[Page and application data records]

★ ★ ★ ★

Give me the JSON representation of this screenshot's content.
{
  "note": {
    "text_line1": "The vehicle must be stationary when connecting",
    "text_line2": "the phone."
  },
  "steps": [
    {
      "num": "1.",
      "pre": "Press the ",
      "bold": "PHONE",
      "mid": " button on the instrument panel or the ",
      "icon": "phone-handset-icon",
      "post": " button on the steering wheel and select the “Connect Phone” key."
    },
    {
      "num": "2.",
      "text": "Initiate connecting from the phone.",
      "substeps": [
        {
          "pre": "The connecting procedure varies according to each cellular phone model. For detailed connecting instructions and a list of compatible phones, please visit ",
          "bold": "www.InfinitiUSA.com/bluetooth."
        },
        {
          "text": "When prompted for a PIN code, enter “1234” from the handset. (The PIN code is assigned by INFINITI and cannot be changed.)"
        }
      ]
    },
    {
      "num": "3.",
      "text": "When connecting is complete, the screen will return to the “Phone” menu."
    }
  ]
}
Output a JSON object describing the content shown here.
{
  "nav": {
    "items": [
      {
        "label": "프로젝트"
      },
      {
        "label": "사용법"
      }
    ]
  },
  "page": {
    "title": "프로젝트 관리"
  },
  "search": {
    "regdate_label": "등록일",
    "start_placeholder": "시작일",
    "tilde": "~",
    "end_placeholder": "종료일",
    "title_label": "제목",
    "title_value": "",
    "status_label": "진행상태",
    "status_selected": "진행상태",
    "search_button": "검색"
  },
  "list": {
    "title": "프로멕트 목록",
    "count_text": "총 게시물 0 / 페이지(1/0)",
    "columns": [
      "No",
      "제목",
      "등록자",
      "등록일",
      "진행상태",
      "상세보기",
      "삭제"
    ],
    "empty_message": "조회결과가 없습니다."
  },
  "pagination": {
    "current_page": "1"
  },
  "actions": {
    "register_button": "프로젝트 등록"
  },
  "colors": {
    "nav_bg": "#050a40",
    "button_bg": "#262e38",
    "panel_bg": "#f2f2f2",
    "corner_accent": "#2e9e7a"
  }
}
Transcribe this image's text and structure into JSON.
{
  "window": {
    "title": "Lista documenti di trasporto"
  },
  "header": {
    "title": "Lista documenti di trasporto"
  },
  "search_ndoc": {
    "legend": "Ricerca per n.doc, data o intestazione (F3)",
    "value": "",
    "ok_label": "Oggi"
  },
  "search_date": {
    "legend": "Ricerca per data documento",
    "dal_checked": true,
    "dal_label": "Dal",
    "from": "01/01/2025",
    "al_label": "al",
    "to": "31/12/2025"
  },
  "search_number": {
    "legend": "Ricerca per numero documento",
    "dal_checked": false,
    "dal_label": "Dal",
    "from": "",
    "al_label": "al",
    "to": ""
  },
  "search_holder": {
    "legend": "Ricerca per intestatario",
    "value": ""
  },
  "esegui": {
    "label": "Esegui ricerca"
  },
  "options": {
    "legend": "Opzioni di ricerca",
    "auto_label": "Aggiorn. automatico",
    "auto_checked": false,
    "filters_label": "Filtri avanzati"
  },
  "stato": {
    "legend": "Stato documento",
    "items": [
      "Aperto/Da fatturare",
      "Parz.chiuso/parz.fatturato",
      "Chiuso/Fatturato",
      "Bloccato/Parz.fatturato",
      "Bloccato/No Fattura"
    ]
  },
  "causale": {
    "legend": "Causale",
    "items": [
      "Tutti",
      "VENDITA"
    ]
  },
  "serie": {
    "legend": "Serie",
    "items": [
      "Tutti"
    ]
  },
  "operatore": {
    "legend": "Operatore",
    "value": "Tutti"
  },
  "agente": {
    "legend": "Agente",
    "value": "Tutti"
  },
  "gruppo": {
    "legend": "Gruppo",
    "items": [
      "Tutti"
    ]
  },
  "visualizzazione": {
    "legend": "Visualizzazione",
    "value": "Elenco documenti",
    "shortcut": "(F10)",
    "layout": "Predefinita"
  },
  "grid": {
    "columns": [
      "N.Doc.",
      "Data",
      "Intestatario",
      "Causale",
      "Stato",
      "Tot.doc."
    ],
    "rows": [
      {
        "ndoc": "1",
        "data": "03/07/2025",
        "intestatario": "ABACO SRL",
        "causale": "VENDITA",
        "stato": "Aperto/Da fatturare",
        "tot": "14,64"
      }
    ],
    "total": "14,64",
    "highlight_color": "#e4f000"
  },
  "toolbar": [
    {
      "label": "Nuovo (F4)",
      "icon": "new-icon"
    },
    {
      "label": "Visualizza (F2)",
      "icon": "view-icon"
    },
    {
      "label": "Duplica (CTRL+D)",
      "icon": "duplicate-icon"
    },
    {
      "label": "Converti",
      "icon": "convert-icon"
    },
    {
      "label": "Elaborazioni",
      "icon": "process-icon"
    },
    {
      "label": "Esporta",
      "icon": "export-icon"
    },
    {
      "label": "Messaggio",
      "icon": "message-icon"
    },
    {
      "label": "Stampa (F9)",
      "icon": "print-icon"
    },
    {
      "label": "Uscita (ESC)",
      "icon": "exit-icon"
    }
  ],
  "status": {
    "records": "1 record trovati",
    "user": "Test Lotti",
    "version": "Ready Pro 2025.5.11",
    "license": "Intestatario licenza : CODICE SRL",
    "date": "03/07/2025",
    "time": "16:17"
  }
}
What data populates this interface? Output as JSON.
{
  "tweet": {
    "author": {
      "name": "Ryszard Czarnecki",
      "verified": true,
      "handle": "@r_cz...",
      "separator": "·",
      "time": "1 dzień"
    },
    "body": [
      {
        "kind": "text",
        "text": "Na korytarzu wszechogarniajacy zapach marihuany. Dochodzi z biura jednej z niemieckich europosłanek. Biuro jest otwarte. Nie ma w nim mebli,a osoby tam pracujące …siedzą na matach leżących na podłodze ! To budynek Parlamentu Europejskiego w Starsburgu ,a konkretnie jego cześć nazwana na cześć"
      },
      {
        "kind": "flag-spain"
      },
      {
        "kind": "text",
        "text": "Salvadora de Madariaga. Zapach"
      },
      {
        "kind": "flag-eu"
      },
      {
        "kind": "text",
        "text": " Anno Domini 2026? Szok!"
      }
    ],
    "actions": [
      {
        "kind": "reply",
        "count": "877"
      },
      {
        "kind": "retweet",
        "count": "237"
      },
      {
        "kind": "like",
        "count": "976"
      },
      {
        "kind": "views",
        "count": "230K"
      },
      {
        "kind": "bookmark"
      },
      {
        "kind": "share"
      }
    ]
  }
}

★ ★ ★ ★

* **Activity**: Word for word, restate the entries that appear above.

* **Finished exercise**:
Give me the JSON representation of this screenshot's content.
{
  "note": {
    "text_line1": "The vehicle must be stationary when connecting",
    "text_line2": "the phone."
  },
  "steps": [
    {
      "num": "1.",
      "pre": "Press the ",
      "bold": "PHONE",
      "mid": " button on the instrument panel or the ",
      "icon": "phone-handset-icon",
      "post": " button on the steering wheel and select the “Connect Phone” key."
    },
    {
      "num": "2.",
      "text": "Initiate connecting from the phone.",
      "substeps": [
        {
          "pre": "The connecting procedure varies according to each cellular phone model. For detailed connecting instructions and a list of compatible phones, please visit ",
          "bold": "www.InfinitiUSA.com/bluetooth."
        },
        {
          "text": "When prompted for a PIN code, enter “1234” from the handset. (The PIN code is assigned by INFINITI and cannot be changed.)"
        }
      ]
    },
    {
      "num": "3.",
      "text": "When connecting is complete, the screen will return to the “Phone” menu."
    }
  ]
}
Output a JSON object describing the content shown here.
{
  "nav": {
    "items": [
      {
        "label": "프로젝트"
      },
      {
        "label": "사용법"
      }
    ]
  },
  "page": {
    "title": "프로젝트 관리"
  },
  "search": {
    "regdate_label": "등록일",
    "start_placeholder": "시작일",
    "tilde": "~",
    "end_placeholder": "종료일",
    "title_label": "제목",
    "title_value": "",
    "status_label": "진행상태",
    "status_selected": "진행상태",
    "search_button": "검색"
  },
  "list": {
    "title": "프로멕트 목록",
    "count_text": "총 게시물 0 / 페이지(1/0)",
    "columns": [
      "No",
      "제목",
      "등록자",
      "등록일",
      "진행상태",
      "상세보기",
      "삭제"
    ],
    "empty_message": "조회결과가 없습니다."
  },
  "pagination": {
    "current_page": "1"
  },
  "actions": {
    "register_button": "프로젝트 등록"
  },
  "colors": {
    "nav_bg": "#050a40",
    "button_bg": "#262e38",
    "panel_bg": "#f2f2f2",
    "corner_accent": "#2e9e7a"
  }
}
Transcribe this image's text and structure into JSON.
{
  "window": {
    "title": "Lista documenti di trasporto"
  },
  "header": {
    "title": "Lista documenti di trasporto"
  },
  "search_ndoc": {
    "legend": "Ricerca per n.doc, data o intestazione (F3)",
    "value": "",
    "ok_label": "Oggi"
  },
  "search_date": {
    "legend": "Ricerca per data documento",
    "dal_checked": true,
    "dal_label": "Dal",
    "from": "01/01/2025",
    "al_label": "al",
    "to": "31/12/2025"
  },
  "search_number": {
    "legend": "Ricerca per numero documento",
    "dal_checked": false,
    "dal_label": "Dal",
    "from": "",
    "al_label": "al",
    "to": ""
  },
  "search_holder": {
    "legend": "Ricerca per intestatario",
    "value": ""
  },
  "esegui": {
    "label": "Esegui ricerca"
  },
  "options": {
    "legend": "Opzioni di ricerca",
    "auto_label": "Aggiorn. automatico",
    "auto_checked": false,
    "filters_label": "Filtri avanzati"
  },
  "stato": {
    "legend": "Stato documento",
    "items": [
      "Aperto/Da fatturare",
      "Parz.chiuso/parz.fatturato",
      "Chiuso/Fatturato",
      "Bloccato/Parz.fatturato",
      "Bloccato/No Fattura"
    ]
  },
  "causale": {
    "legend": "Causale",
    "items": [
      "Tutti",
      "VENDITA"
    ]
  },
  "serie": {
    "legend": "Serie",
    "items": [
      "Tutti"
    ]
  },
  "operatore": {
    "legend": "Operatore",
    "value": "Tutti"
  },
  "agente": {
    "legend": "Agente",
    "value": "Tutti"
  },
  "gruppo": {
    "legend": "Gruppo",
    "items": [
      "Tutti"
    ]
  },
  "visualizzazione": {
    "legend": "Visualizzazione",
    "value": "Elenco documenti",
    "shortcut": "(F10)",
    "layout": "Predefinita"
  },
  "grid": {
    "columns": [
      "N.Doc.",
      "Data",
      "Intestatario",
      "Causale",
      "Stato",
      "Tot.doc."
    ],
    "rows": [
      {
        "ndoc": "1",
        "data": "03/07/2025",
        "intestatario": "ABACO SRL",
        "causale": "VENDITA",
        "stato": "Aperto/Da fatturare",
        "tot": "14,64"
      }
    ],
    "total": "14,64",
    "highlight_color": "#e4f000"
  },
  "toolbar": [
    {
      "label": "Nuovo (F4)",
      "icon": "new-icon"
    },
    {
      "label": "Visualizza (F2)",
      "icon": "view-icon"
    },
    {
      "label": "Duplica (CTRL+D)",
      "icon": "duplicate-icon"
    },
    {
      "label": "Converti",
      "icon": "convert-icon"
    },
    {
      "label": "Elaborazioni",
      "icon": "process-icon"
    },
    {
      "label": "Esporta",
      "icon": "export-icon"
    },
    {
      "label": "Messaggio",
      "icon": "message-icon"
    },
    {
      "label": "Stampa (F9)",
      "icon": "print-icon"
    },
    {
      "label": "Uscita (ESC)",
      "icon": "exit-icon"
    }
  ],
  "status": {
    "records": "1 record trovati",
    "user": "Test Lotti",
    "version": "Ready Pro 2025.5.11",
    "license": "Intestatario licenza : CODICE SRL",
    "date": "03/07/2025",
    "time": "16:17"
  }
}
What data populates this interface? Output as JSON.
{
  "tweet": {
    "author": {
      "name": "Ryszard Czarnecki",
      "verified": true,
      "handle": "@r_cz...",
      "separator": "·",
      "time": "1 dzień"
    },
    "body": [
      {
        "kind": "text",
        "text": "Na korytarzu wszechogarniajacy zapach marihuany. Dochodzi z biura jednej z niemieckich europosłanek. Biuro jest otwarte. Nie ma w nim mebli,a osoby tam pracujące …siedzą na matach leżących na podłodze ! To budynek Parlamentu Europejskiego w Starsburgu ,a konkretnie jego cześć nazwana na cześć"
      },
      {
        "kind": "flag-spain"
      },
      {
        "kind": "text",
        "text": "Salvadora de Madariaga. Zapach"
      },
      {
        "kind": "flag-eu"
      },
      {
        "kind": "text",
        "text": " Anno Domini 2026? Szok!"
      }
    ],
    "actions": [
      {
        "kind": "reply",
        "count": "877"
      },
      {
        "kind": "retweet",
        "count": "237"
      },
      {
        "kind": "like",
        "count": "976"
      },
      {
        "kind": "views",
        "count": "230K"
      },
      {
        "kind": "bookmark"
      },
      {
        "kind": "share"
      }
    ]
  }
}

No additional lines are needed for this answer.